Jeanine Tesori’s Tony award-winning musical is deceptively simple. It’s a modest story of family tragedy, a shell marriage and a suicide that is never overplayed. The lyrics, by Lisa Kron, are seldom flashy but always smart. Tesori’s music is beautiful, but folksy rather than symphonic. Such restraint takes sophistication. And the show’s aim, of a truthful search into the past, gains sincerity and emotional power through prudent understatement.

Based on the graphic novel by Alison Bechdel, it is the artist’s wish to paint “a picture of my father” that we are privileged to see performed. Bechdel is a lesbian and her father slept with men. Rather than supporting one another, in the style of the Gay Union Bechdel joins at college, repressed embarrassment and his frustrated life remain the consistent note. The roles make great parts for Kaisa Hammarlund and Zubin Varla, who are commanding throughout. But note: there are no sentimental pleas for understanding, no claims for revelations. Instead, what’s special about the tone of the piece is that no apologies are made. And there is a refreshing joy about Bechdel’s sexuality, with two songs of discovery – as a child and at college – that are highlights. Bechdel’s mother gets a fair turn, too, brilliantly portrayed by Jenna Russell. Again, there are no answers or explanations as to why she would stay in this marriage, but a bare dignity that is deeply moving.

The production from director Sam Gold is exemplary in its understanding of the piece – nothing distracts from the excellent storytelling and there isn’t a soap box in sight. And Gold gets strong performances from his child performers – indeed the acting all around is superb. Final praise goes to designer David Zinn for a stunning set that embodies the show: a rotating circle of furniture shows Bechdel’s obsession with bird’s-eye views, then a section in New York uses lighting to create comic book style panels, and finally the family home is revealed like a doll’s house. In each case, the point is clear and direct, forceful and impeccably well drawn.

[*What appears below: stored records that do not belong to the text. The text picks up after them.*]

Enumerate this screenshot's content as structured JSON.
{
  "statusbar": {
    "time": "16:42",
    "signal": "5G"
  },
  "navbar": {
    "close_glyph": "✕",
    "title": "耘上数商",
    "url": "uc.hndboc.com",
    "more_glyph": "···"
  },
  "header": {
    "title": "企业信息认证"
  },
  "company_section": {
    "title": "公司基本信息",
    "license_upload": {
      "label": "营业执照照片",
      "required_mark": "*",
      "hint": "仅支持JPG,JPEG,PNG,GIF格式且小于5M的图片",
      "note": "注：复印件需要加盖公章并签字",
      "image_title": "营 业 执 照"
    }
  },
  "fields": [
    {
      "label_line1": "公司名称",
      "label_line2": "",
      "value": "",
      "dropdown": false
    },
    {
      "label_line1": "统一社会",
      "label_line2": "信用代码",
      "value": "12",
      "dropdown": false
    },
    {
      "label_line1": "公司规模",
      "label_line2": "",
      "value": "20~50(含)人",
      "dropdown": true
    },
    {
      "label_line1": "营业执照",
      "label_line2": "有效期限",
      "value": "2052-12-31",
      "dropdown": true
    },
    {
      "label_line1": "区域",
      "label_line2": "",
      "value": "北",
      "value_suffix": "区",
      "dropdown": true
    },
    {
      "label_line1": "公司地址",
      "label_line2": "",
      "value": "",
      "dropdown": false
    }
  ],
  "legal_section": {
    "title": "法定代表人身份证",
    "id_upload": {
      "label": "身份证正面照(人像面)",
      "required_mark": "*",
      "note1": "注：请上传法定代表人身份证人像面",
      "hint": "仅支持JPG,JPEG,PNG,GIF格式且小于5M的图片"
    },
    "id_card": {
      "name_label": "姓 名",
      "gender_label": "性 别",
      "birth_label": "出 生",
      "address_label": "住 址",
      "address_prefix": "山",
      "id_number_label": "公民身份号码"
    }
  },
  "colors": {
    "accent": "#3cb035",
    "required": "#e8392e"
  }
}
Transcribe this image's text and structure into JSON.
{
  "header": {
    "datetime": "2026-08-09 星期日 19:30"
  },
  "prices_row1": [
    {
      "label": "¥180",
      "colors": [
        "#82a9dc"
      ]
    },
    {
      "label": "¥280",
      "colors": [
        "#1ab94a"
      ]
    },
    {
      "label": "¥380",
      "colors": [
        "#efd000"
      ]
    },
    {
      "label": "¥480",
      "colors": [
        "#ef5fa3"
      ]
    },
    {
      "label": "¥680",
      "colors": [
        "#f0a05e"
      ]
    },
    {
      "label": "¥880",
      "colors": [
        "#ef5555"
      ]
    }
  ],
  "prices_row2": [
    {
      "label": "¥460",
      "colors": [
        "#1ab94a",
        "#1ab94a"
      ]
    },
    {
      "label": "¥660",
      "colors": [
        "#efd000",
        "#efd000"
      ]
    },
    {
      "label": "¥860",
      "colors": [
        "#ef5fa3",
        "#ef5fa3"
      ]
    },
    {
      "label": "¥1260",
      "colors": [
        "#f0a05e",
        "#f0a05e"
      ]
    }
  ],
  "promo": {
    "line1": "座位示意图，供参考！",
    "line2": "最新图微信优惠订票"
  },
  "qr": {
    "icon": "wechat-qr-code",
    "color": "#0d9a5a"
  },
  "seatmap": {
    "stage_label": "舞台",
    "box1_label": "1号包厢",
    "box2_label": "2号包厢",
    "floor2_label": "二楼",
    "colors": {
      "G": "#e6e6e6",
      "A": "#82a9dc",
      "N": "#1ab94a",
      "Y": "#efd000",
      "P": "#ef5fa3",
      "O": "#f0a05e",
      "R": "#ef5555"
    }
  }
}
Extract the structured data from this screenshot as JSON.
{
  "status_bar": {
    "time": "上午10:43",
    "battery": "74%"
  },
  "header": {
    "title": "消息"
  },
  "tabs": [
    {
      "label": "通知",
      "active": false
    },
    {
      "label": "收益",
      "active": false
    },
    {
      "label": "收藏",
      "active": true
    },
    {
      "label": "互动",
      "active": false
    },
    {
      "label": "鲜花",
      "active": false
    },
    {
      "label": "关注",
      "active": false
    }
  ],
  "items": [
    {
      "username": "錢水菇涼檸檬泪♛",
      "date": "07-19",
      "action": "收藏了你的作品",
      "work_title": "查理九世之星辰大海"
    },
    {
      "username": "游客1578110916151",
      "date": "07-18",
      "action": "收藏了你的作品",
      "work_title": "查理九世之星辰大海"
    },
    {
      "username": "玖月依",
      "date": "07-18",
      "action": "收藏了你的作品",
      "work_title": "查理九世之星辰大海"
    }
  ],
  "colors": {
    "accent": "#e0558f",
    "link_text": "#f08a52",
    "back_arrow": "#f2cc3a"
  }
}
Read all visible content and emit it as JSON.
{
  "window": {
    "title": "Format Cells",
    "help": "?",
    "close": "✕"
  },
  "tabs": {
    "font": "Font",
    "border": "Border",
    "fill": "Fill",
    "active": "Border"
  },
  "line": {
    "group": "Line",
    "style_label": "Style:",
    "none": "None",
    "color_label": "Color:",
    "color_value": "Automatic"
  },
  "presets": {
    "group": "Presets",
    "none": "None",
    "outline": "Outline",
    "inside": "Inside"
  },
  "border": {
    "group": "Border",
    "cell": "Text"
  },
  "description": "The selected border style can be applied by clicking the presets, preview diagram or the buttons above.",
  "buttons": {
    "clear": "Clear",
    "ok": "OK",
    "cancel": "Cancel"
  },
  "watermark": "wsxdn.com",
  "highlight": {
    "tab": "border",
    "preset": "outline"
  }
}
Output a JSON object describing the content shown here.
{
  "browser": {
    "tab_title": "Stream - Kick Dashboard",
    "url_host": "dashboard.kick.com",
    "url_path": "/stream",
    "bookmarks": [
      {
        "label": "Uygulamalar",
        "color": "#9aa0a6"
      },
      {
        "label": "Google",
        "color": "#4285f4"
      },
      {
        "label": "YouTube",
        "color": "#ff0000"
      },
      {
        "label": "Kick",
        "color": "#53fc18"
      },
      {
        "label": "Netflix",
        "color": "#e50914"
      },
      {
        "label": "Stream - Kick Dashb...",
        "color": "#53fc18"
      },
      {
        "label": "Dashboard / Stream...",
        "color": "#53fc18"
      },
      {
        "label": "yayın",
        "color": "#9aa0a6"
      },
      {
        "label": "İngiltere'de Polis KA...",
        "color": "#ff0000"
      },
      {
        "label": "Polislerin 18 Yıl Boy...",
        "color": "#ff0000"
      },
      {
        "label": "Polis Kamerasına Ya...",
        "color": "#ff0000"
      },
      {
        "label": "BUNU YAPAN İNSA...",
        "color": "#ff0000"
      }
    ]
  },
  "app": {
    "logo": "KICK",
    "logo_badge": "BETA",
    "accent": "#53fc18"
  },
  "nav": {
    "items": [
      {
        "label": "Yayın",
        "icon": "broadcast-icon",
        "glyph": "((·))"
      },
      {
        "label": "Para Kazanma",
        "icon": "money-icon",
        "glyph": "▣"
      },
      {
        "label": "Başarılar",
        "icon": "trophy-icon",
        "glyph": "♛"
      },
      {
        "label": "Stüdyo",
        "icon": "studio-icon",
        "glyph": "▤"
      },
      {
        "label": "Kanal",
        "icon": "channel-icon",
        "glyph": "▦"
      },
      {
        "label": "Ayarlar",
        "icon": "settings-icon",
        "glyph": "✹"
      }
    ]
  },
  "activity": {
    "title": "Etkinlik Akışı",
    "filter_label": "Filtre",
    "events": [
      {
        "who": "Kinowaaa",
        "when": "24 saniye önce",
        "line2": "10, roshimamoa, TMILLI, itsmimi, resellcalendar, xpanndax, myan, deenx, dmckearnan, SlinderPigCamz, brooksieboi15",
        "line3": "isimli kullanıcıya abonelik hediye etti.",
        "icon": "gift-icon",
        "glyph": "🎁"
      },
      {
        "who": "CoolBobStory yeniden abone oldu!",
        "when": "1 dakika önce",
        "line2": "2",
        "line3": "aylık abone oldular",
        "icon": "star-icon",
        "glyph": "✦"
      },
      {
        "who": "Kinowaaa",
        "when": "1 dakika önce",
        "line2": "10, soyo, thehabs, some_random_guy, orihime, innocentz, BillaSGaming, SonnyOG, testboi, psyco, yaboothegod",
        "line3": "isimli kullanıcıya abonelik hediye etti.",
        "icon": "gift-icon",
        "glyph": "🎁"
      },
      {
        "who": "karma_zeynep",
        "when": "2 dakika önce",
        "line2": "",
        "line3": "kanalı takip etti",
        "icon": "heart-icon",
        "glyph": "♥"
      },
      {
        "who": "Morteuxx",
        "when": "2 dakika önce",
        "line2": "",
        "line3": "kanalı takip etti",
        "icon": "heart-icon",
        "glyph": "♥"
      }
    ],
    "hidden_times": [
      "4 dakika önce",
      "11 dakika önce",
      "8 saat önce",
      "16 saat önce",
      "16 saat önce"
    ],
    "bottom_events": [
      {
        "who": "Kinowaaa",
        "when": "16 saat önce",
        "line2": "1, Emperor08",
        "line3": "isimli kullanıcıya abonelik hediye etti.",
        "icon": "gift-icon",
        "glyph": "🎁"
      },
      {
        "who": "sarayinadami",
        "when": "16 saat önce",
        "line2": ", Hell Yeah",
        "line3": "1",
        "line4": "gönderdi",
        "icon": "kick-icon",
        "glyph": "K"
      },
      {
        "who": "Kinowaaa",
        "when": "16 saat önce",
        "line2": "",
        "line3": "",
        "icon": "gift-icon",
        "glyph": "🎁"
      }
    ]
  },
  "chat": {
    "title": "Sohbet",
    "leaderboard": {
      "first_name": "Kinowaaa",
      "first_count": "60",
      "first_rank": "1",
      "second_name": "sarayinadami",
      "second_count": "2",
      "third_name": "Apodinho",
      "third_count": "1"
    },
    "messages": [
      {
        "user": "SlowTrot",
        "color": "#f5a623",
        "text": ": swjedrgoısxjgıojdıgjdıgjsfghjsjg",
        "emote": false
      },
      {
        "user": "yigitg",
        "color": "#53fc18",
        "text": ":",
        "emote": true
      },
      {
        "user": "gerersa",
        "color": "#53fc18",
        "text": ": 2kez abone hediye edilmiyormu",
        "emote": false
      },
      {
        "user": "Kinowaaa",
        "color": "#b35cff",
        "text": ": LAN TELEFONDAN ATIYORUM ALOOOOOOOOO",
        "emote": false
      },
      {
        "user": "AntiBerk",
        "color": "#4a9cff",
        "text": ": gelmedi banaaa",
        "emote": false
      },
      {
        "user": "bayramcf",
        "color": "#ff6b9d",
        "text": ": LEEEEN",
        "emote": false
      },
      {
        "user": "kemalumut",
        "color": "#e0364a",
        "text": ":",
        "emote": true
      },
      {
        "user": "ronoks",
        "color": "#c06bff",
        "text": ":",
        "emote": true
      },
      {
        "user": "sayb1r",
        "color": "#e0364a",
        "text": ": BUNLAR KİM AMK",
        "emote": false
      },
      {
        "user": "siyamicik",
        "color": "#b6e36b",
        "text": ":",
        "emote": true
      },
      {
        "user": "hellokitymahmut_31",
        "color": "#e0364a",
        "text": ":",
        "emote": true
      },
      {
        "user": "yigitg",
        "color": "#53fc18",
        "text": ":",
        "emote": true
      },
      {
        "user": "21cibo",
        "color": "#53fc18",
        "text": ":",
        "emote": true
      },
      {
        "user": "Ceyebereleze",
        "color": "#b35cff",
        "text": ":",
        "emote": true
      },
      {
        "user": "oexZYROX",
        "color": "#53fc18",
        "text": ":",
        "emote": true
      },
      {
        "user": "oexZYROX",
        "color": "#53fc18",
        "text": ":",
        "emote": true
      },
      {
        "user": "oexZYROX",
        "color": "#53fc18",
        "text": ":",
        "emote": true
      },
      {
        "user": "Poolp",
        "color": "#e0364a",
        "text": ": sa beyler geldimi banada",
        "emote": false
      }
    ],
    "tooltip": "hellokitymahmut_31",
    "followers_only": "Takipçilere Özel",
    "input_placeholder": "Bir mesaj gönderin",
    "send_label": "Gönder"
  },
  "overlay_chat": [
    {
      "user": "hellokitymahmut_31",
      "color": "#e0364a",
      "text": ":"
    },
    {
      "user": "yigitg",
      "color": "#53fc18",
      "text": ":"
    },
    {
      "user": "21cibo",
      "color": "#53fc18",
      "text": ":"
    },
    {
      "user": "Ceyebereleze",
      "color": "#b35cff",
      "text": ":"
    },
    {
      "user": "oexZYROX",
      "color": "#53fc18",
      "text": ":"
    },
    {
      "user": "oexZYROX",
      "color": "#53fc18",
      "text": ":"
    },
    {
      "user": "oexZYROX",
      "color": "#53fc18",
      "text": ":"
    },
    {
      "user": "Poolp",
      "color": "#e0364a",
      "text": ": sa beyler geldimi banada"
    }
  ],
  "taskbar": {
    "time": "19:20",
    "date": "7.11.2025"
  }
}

Until 1 September 2018

www.youngvic.org

Photo by Marc Brenner